Task instructions - Your answer should consist of all lines in the listing that hold the word "System".

Available records -

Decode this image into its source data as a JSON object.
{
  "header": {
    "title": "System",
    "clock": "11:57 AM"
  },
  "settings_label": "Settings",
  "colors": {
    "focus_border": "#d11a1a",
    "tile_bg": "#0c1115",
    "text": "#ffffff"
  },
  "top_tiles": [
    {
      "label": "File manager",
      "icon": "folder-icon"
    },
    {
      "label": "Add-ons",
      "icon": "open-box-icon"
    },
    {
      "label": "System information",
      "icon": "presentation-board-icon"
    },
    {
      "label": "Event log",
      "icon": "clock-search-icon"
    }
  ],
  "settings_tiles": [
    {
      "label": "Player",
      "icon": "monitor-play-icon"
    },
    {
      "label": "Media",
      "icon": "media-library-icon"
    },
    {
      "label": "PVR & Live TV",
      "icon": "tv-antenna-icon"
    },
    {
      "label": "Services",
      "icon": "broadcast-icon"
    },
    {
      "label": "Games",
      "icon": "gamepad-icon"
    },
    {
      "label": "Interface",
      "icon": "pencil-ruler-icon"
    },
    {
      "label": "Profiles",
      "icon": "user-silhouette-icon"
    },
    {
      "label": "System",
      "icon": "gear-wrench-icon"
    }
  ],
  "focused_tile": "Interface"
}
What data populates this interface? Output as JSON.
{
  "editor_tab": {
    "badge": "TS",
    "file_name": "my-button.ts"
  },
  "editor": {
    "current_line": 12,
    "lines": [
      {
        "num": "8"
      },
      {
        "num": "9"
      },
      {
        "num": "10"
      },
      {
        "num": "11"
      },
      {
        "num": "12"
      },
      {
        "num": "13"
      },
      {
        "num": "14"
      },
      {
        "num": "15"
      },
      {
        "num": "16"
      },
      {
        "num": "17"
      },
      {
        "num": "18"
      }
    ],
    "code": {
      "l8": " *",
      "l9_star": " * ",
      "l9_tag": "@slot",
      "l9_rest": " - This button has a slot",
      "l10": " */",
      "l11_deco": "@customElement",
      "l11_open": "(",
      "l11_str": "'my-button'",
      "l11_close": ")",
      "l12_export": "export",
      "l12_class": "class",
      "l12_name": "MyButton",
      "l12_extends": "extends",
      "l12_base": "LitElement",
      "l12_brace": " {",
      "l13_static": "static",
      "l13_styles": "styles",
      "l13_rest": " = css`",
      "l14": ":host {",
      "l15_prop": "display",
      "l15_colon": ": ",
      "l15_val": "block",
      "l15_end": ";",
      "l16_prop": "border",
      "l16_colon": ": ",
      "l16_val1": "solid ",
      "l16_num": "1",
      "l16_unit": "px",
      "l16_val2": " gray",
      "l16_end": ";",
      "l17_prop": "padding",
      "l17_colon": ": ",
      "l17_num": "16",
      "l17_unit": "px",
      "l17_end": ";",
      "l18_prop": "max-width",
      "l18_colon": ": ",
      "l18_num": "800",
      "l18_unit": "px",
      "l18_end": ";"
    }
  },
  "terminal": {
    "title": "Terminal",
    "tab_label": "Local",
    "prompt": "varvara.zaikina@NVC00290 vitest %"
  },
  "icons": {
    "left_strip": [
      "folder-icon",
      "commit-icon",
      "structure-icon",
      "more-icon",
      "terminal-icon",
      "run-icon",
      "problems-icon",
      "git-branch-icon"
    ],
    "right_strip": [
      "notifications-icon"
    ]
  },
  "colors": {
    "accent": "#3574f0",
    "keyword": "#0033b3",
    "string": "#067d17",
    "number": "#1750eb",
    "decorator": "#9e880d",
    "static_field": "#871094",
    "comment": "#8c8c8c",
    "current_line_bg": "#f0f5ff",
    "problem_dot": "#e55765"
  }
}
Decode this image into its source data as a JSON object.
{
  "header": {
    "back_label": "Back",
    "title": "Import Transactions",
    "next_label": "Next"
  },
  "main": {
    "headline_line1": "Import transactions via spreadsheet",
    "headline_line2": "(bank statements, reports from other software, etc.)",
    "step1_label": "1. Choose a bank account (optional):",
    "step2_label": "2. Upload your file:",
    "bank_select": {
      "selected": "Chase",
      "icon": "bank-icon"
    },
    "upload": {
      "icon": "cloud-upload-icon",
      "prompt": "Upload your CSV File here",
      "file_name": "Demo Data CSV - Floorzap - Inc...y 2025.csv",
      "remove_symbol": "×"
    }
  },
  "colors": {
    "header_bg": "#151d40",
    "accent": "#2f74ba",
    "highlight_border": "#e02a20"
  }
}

Answer for this exercise -
    "title": "System",
      "label": "System information",
      "label": "System",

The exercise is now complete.